The wonderful solo piano piece The Rustle of Spring by Norwegian composer Christian Sinding says it all.See and hear a real virtuoso perform it here.
Here spring started rustling early this year. We have had an unseasonably mild winter, with daffodils in bloom since early February. Easter is early this year too, so there will be Mothering Sunday flowers from our son Hugo in California on March 6, thanks to whom I can also look forward to American Mother’s Day, which coincides with the French Fête des Mères in late May.
There are stirrings here after the winter lull. Our favourite restaurant, Perreau in Lormes, famous for its home-made terrines, tuiles and unrivalled dessert menu, always closes just before Christmas and reopens in time for St Valentine’s Day. We have been regular and appreciative customers for 10 years.
Digression: Mignardises – dainty morsels – are in my view a form of culinary showing off. Tuiles are OK when shaped around a rolling pin, but tuile baskets are coming it a bit. There are many tuile recipes. Try these.
Shirley Conran said,”Life is too short to stuff a mushroom”. Well, how would you like to own two silicone moulds to make chocolate teaspoons for your mignardises? Excédence offers them online for 3 euros 99. Presumably you learn on chocolate teaspoons and progress to chocolate teapots.
The first fête and vide-grenier, like the first cuckoo, are welcome signs of spring. I hope the weather stays fine for the shindig at Brassy, which takes up the whole weekend of March 19 and 20. The vieux métiers – bygone crafts – would tempt me.
Talking of bygone crafts, our local tourist office is featuring one-day workshops in la pléchie, which is absent from my online Harraps dictionary, but which from the context would translate as pleaching, a truly “green” form of hedging.
Read all about it here.
The RHS says:
Pleaching is a method of training trees to produce a narrow screen or hedge by tying in and interlacing flexible young shoots along a supporting framework. Use this technique to make walks, arbours, tunnels and arches.
Charity Cottage too is stirring after its long winter sleep. John, 55 years a licensed radio amateur, inserted a small ad in Radio Communication. Within a day of the magazine appearing we received three emails enquiring about bookings. John was ecstatic. He misses Clank and Robin, his fellow hams, best friends since together with other enthusiasts they set up University Radio Essex, one of the first (legal) student broadcasting stations in the UK.

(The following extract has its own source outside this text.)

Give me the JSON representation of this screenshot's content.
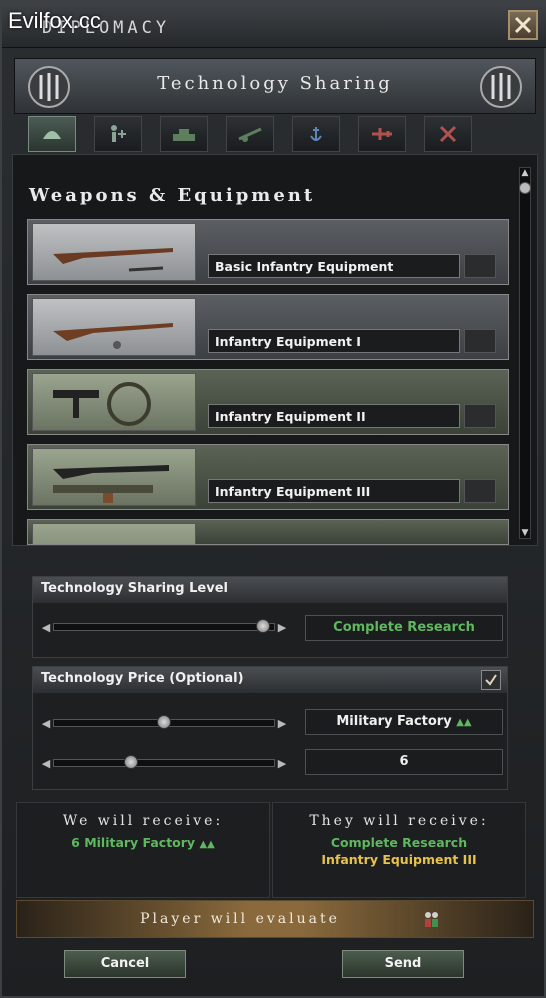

Digression: In 1970, when John and I were best buddies rather than sweethearts, I recorded a weekly recipe feature geared to complete novices. The programme was taped by John on a cassette recorder without editing facilities, and lasted 29 minutes 30 seconds to allow for announcements. Happy days!
Clank and Robin visited us often at Maré until, quite unexpectedly, both got married – not, I hasten to add, to each other. You can read about Robin’s romance here.
Clank married Jo in Yorkshire shortly afterwards and is now the father of twins… We do not see much of them nowadays.
Charity Cottage also prompted an email from another expat, Michael Fordham, who plans to start up a butchery business at his B & B, The Old Doctor's House at Epinac.
Michael farmed in Sussex, where his meat, especially his sausages, won prizes. Now he hopes to buy his meat from local éleveurs and produce the cuts we Brits like. I replied enthusiastically: “We miss the sausages Mr Revett of Wickham Market made. When I was planning a big barbecue I used to buy half a pig and have all except the ‘posh’ cuts made into sausages.“ French sausages do not cut the mustard, and I wish Michael well.